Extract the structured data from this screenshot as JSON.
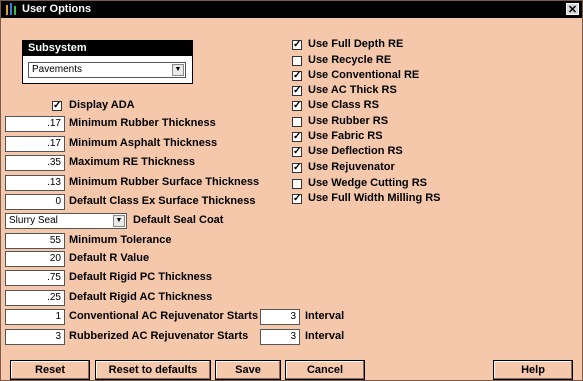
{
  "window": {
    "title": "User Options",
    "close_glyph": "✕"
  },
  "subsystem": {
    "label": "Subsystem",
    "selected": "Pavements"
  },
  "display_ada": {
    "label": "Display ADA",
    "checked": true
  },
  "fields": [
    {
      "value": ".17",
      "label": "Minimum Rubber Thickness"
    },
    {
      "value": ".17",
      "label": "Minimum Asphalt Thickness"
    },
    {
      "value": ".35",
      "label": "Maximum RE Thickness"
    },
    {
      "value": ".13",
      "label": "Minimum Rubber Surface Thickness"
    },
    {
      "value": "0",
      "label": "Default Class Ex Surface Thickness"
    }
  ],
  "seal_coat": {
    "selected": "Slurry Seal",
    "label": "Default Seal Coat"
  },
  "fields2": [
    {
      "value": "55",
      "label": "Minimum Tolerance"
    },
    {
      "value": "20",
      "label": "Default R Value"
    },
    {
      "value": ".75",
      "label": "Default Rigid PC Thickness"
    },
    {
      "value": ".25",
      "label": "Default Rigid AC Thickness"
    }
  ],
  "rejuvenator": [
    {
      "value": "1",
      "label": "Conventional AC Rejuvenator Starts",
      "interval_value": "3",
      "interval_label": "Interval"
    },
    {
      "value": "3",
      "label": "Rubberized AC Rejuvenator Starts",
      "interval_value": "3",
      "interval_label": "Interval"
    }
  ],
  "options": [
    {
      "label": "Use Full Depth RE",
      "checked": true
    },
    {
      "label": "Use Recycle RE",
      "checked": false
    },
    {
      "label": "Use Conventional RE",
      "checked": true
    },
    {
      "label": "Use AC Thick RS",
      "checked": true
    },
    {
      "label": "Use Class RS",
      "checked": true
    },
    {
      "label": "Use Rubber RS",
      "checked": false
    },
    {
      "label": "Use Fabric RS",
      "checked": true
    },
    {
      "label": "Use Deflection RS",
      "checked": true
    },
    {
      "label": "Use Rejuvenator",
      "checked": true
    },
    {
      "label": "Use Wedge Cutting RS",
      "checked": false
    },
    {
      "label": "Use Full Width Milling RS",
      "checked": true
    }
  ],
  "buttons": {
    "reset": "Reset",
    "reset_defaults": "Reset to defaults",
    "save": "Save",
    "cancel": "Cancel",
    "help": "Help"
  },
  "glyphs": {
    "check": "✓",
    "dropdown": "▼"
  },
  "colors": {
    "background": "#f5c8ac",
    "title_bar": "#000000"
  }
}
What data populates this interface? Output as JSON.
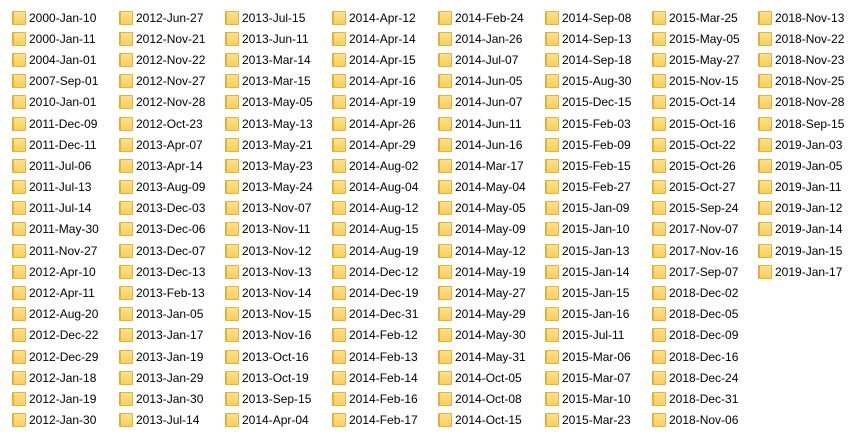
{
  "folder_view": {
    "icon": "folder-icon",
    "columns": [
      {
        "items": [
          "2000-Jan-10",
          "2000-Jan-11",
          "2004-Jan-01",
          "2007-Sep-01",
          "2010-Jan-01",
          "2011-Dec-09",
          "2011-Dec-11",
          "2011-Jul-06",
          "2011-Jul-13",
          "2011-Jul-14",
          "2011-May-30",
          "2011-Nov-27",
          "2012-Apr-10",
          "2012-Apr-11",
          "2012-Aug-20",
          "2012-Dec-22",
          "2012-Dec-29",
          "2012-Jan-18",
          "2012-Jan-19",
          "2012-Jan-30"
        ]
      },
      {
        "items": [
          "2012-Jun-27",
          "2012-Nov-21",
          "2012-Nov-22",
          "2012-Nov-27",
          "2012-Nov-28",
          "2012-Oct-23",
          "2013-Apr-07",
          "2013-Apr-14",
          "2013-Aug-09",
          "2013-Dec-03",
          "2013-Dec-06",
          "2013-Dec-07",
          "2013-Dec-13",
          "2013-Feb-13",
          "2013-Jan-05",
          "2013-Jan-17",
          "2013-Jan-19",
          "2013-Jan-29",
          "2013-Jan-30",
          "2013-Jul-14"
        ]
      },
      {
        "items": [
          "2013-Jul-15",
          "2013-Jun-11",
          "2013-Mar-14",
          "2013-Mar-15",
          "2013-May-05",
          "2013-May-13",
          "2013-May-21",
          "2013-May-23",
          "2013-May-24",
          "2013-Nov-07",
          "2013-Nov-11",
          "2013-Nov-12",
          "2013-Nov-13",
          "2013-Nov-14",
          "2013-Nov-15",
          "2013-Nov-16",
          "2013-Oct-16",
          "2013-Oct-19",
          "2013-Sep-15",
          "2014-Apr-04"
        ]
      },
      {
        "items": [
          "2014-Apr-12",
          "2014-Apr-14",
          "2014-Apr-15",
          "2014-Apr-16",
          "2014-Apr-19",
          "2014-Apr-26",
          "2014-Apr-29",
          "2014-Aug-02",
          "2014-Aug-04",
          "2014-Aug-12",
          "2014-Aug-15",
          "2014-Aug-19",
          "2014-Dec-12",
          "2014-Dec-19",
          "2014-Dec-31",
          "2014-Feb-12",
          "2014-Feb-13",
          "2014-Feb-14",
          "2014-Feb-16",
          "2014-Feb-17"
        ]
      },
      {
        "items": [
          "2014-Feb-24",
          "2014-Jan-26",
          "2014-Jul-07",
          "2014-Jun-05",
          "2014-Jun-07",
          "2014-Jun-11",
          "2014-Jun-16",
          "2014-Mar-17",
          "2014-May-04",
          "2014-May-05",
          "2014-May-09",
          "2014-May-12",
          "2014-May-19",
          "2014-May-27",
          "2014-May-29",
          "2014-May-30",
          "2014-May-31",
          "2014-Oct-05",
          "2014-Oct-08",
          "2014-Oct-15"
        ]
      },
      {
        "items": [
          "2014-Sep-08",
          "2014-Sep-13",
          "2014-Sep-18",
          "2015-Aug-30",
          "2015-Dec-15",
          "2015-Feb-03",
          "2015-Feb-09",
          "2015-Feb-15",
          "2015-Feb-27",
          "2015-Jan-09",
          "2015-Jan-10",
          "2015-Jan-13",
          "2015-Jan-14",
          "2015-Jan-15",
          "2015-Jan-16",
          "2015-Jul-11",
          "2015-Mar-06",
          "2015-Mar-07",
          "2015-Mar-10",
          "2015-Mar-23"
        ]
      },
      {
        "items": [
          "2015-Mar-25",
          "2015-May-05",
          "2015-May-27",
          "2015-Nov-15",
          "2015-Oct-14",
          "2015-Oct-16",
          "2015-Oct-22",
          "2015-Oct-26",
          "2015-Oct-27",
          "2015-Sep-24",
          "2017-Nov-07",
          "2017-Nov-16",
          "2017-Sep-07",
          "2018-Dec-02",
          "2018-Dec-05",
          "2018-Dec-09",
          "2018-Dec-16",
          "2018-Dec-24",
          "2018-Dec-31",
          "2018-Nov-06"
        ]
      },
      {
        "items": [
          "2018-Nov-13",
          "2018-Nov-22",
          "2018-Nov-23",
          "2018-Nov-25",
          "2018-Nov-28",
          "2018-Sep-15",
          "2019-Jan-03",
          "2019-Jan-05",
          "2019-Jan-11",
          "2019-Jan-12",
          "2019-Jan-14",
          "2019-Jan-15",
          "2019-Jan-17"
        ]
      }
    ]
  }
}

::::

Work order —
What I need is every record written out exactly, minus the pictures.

Solution for this exercise —
Extract the structured data from this screenshot as JSON.
{
  "window": {
    "title": "User Options",
    "close_glyph": "✕"
  },
  "subsystem": {
    "label": "Subsystem",
    "selected": "Pavements"
  },
  "display_ada": {
    "label": "Display ADA",
    "checked": true
  },
  "fields": [
    {
      "value": ".17",
      "label": "Minimum Rubber Thickness"
    },
    {
      "value": ".17",
      "label": "Minimum Asphalt Thickness"
    },
    {
      "value": ".35",
      "label": "Maximum RE Thickness"
    },
    {
      "value": ".13",
      "label": "Minimum Rubber Surface Thickness"
    },
    {
      "value": "0",
      "label": "Default Class Ex Surface Thickness"
    }
  ],
  "seal_coat": {
    "selected": "Slurry Seal",
    "label": "Default Seal Coat"
  },
  "fields2": [
    {
      "value": "55",
      "label": "Minimum Tolerance"
    },
    {
      "value": "20",
      "label": "Default R Value"
    },
    {
      "value": ".75",
      "label": "Default Rigid PC Thickness"
    },
    {
      "value": ".25",
      "label": "Default Rigid AC Thickness"
    }
  ],
  "rejuvenator": [
    {
      "value": "1",
      "label": "Conventional AC Rejuvenator Starts",
      "interval_value": "3",
      "interval_label": "Interval"
    },
    {
      "value": "3",
      "label": "Rubberized AC Rejuvenator Starts",
      "interval_value": "3",
      "interval_label": "Interval"
    }
  ],
  "options": [
    {
      "label": "Use Full Depth RE",
      "checked": true
    },
    {
      "label": "Use Recycle RE",
      "checked": false
    },
    {
      "label": "Use Conventional RE",
      "checked": true
    },
    {
      "label": "Use AC Thick RS",
      "checked": true
    },
    {
      "label": "Use Class RS",
      "checked": true
    },
    {
      "label": "Use Rubber RS",
      "checked": false
    },
    {
      "label": "Use Fabric RS",
      "checked": true
    },
    {
      "label": "Use Deflection RS",
      "checked": true
    },
    {
      "label": "Use Rejuvenator",
      "checked": true
    },
    {
      "label": "Use Wedge Cutting RS",
      "checked": false
    },
    {
      "label": "Use Full Width Milling RS",
      "checked": true
    }
  ],
  "buttons": {
    "reset": "Reset",
    "reset_defaults": "Reset to defaults",
    "save": "Save",
    "cancel": "Cancel",
    "help": "Help"
  },
  "glyphs": {
    "check": "✓",
    "dropdown": "▼"
  },
  "colors": {
    "background": "#f5c8ac",
    "title_bar": "#000000"
  }
}
What data populates this interface? Output as JSON.
{
  "folder_view": {
    "icon": "folder-icon",
    "columns": [
      {
        "items": [
          "2000-Jan-10",
          "2000-Jan-11",
          "2004-Jan-01",
          "2007-Sep-01",
          "2010-Jan-01",
          "2011-Dec-09",
          "2011-Dec-11",
          "2011-Jul-06",
          "2011-Jul-13",
          "2011-Jul-14",
          "2011-May-30",
          "2011-Nov-27",
          "2012-Apr-10",
          "2012-Apr-11",
          "2012-Aug-20",
          "2012-Dec-22",
          "2012-Dec-29",
          "2012-Jan-18",
          "2012-Jan-19",
          "2012-Jan-30"
        ]
      },
      {
        "items": [
          "2012-Jun-27",
          "2012-Nov-21",
          "2012-Nov-22",
          "2012-Nov-27",
          "2012-Nov-28",
          "2012-Oct-23",
          "2013-Apr-07",
          "2013-Apr-14",
          "2013-Aug-09",
          "2013-Dec-03",
          "2013-Dec-06",
          "2013-Dec-07",
          "2013-Dec-13",
          "2013-Feb-13",
          "2013-Jan-05",
          "2013-Jan-17",
          "2013-Jan-19",
          "2013-Jan-29",
          "2013-Jan-30",
          "2013-Jul-14"
        ]
      },
      {
        "items": [
          "2013-Jul-15",
          "2013-Jun-11",
          "2013-Mar-14",
          "2013-Mar-15",
          "2013-May-05",
          "2013-May-13",
          "2013-May-21",
          "2013-May-23",
          "2013-May-24",
          "2013-Nov-07",
          "2013-Nov-11",
          "2013-Nov-12",
          "2013-Nov-13",
          "2013-Nov-14",
          "2013-Nov-15",
          "2013-Nov-16",
          "2013-Oct-16",
          "2013-Oct-19",
          "2013-Sep-15",
          "2014-Apr-04"
        ]
      },
      {
        "items": [
          "2014-Apr-12",
          "2014-Apr-14",
          "2014-Apr-15",
          "2014-Apr-16",
          "2014-Apr-19",
          "2014-Apr-26",
          "2014-Apr-29",
          "2014-Aug-02",
          "2014-Aug-04",
          "2014-Aug-12",
          "2014-Aug-15",
          "2014-Aug-19",
          "2014-Dec-12",
          "2014-Dec-19",
          "2014-Dec-31",
          "2014-Feb-12",
          "2014-Feb-13",
          "2014-Feb-14",
          "2014-Feb-16",
          "2014-Feb-17"
        ]
      },
      {
        "items": [
          "2014-Feb-24",
          "2014-Jan-26",
          "2014-Jul-07",
          "2014-Jun-05",
          "2014-Jun-07",
          "2014-Jun-11",
          "2014-Jun-16",
          "2014-Mar-17",
          "2014-May-04",
          "2014-May-05",
          "2014-May-09",
          "2014-May-12",
          "2014-May-19",
          "2014-May-27",
          "2014-May-29",
          "2014-May-30",
          "2014-May-31",
          "2014-Oct-05",
          "2014-Oct-08",
          "2014-Oct-15"
        ]
      },
      {
        "items": [
          "2014-Sep-08",
          "2014-Sep-13",
          "2014-Sep-18",
          "2015-Aug-30",
          "2015-Dec-15",
          "2015-Feb-03",
          "2015-Feb-09",
          "2015-Feb-15",
          "2015-Feb-27",
          "2015-Jan-09",
          "2015-Jan-10",
          "2015-Jan-13",
          "2015-Jan-14",
          "2015-Jan-15",
          "2015-Jan-16",
          "2015-Jul-11",
          "2015-Mar-06",
          "2015-Mar-07",
          "2015-Mar-10",
          "2015-Mar-23"
        ]
      },
      {
        "items": [
          "2015-Mar-25",
          "2015-May-05",
          "2015-May-27",
          "2015-Nov-15",
          "2015-Oct-14",
          "2015-Oct-16",
          "2015-Oct-22",
          "2015-Oct-26",
          "2015-Oct-27",
          "2015-Sep-24",
          "2017-Nov-07",
          "2017-Nov-16",
          "2017-Sep-07",
          "2018-Dec-02",
          "2018-Dec-05",
          "2018-Dec-09",
          "2018-Dec-16",
          "2018-Dec-24",
          "2018-Dec-31",
          "2018-Nov-06"
        ]
      },
      {
        "items": [
          "2018-Nov-13",
          "2018-Nov-22",
          "2018-Nov-23",
          "2018-Nov-25",
          "2018-Nov-28",
          "2018-Sep-15",
          "2019-Jan-03",
          "2019-Jan-05",
          "2019-Jan-11",
          "2019-Jan-12",
          "2019-Jan-14",
          "2019-Jan-15",
          "2019-Jan-17"
        ]
      }
    ]
  }
}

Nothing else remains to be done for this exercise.